Critique d’époque :
« Warner Brothers weren’t kidding when they put the title White Heat on the new James Cagney picture, which came to the Strand yesterday. They might have gone several points higher in the verbal caloric scale and still have understated the thermal intensity of this film. For the simple fact is that Mr. Cagney has made his return to a gangster role in one of the most explosive pictures that he or anyone has ever played.If that is inviting information to the cohorts of thriller fans, whose eagerness this reviewer can readily understand, let us soberly warn that White Heat is also a cruelly vicious film and that its impact upon the emotions of the unstable or impressionable is incalculable. That is an observation which might fairly be borne in mind by those who would exercise caution in supporting such matter on the screen.
For there is no blinking the obvious : the Warners have pulled all the stops in making this picture the acme of the gangster-prison film. They have crammed it with criminal complications – some of them old, some of them glittering new-pictured to technical perfection in a crisp documentary style. And Mr. Cagney has played it in a brilliantly graphic way, matching the pictorial vigor of his famous Public Enemy job.
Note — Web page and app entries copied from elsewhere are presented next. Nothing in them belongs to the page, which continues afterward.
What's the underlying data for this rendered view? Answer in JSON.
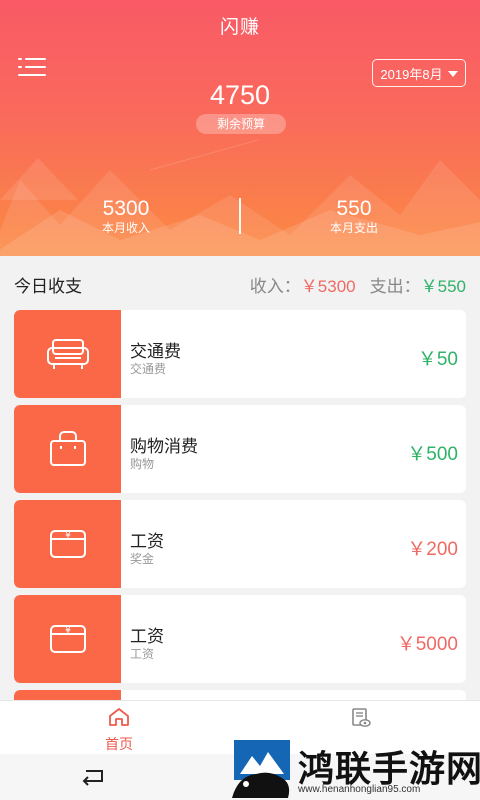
{
  "header": {
    "app_title": "闪赚",
    "month_selector": "2019年8月",
    "budget_value": "4750",
    "budget_label": "剩余预算",
    "income_value": "5300",
    "income_label": "本月收入",
    "expense_value": "550",
    "expense_label": "本月支出"
  },
  "summary": {
    "title": "今日收支",
    "income_label": "收入：",
    "income_value": "￥5300",
    "expense_label": "支出：",
    "expense_value": "￥550"
  },
  "records": [
    {
      "title": "交通费",
      "subtitle": "交通费",
      "amount": "￥50",
      "kind": "expense",
      "icon": "sofa-icon"
    },
    {
      "title": "购物消费",
      "subtitle": "购物",
      "amount": "￥500",
      "kind": "expense",
      "icon": "shopping-bag-icon"
    },
    {
      "title": "工资",
      "subtitle": "奖金",
      "amount": "￥200",
      "kind": "income",
      "icon": "wallet-icon"
    },
    {
      "title": "工资",
      "subtitle": "工资",
      "amount": "￥5000",
      "kind": "income",
      "icon": "wallet-icon"
    }
  ],
  "tabbar": {
    "home_label": "首页",
    "home_icon": "home-icon",
    "report_icon": "report-icon"
  },
  "system": {
    "back_icon": "back-icon"
  },
  "watermark": {
    "text": "鸿联手游网",
    "url": "www.henanhonglian95.com"
  },
  "colors": {
    "header_top": "#f95a66",
    "header_bottom": "#fb8a42",
    "card_icon_bg": "#fa6848",
    "income": "#ef6a64",
    "expense": "#2fb368",
    "tab_active": "#ee5a4c"
  }
}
Indeed, as the ruthless gang-leader in this furious and frightening account of train-robbery, prison-break, gang war and gun fighting with the police, Mr. Cagney achieves the fascination of a brilliant bull-fighter at work, deftly engaged in the business of doing violence with economy and grace. His movements are supple and electric, his words are as swift and sharp as swords and his whole manner carries the conviction of confidence, courage and power.
If you think Mr. Cagney looked brutal when he punched Mae Clark in the face with a ripe grapefruit in Public Enemy, you should see the sweet and loving things he does to handsome Virginia Mayo, who plays his low-grade wife in this film. Or you should scan the exquisite indifference with which he « lets a little air » into the trunk compartment of an auto in which is locked a treacherous « friend ».
And Mr. Cagney’s performance is not the only one in this film. Director Raoul Walsh has gathered vivid acting from his whole cast. Miss Mayo, in fact, is excellent as the gangster’s disloyal spouse – brassy, voluptuous and stupid to just the right degree. And Edmund O’Brien does a slick job as a Treasury Department T-man who gets next to the gang-boss in prison and works into a place of favor in his mob. Steve Cochran is ugly as an outlaw, John Archer is stout as a Treasury sleuth and Margaret Wycherly is darkly invidious as the gangster’s beloved old « ma ».
Perhaps her inclusion in the story is its weakest and most suspected point, for the notion of Mr. Cagney being a « mama’s boy » is slightly remote. And this motivation for his cruelty, as well as for his frequent howling fits, is convenient, perhaps, for novel action but not entirely convincing as truth.
However, impeccable veracity is not the first purpose of this film. It was made to excite and amuse people. And that it most certainly does« . Par Bosley Crowther pour le New York Times.
Bosley Crowther prévient son lectorat. White Heat n’est pas à mettre devant tous les yeux. La violence y est frontale, encore jamais vue. Il le considère comme une version XXL de Public Enemy et compatit pour la belle Virginia Mayo et, dans le cas présent, sa vie fictionnelle loin d’être une sinécure. White Heat a été fait, pour Bosley Crowther, pour exciter le public. Pari réussi.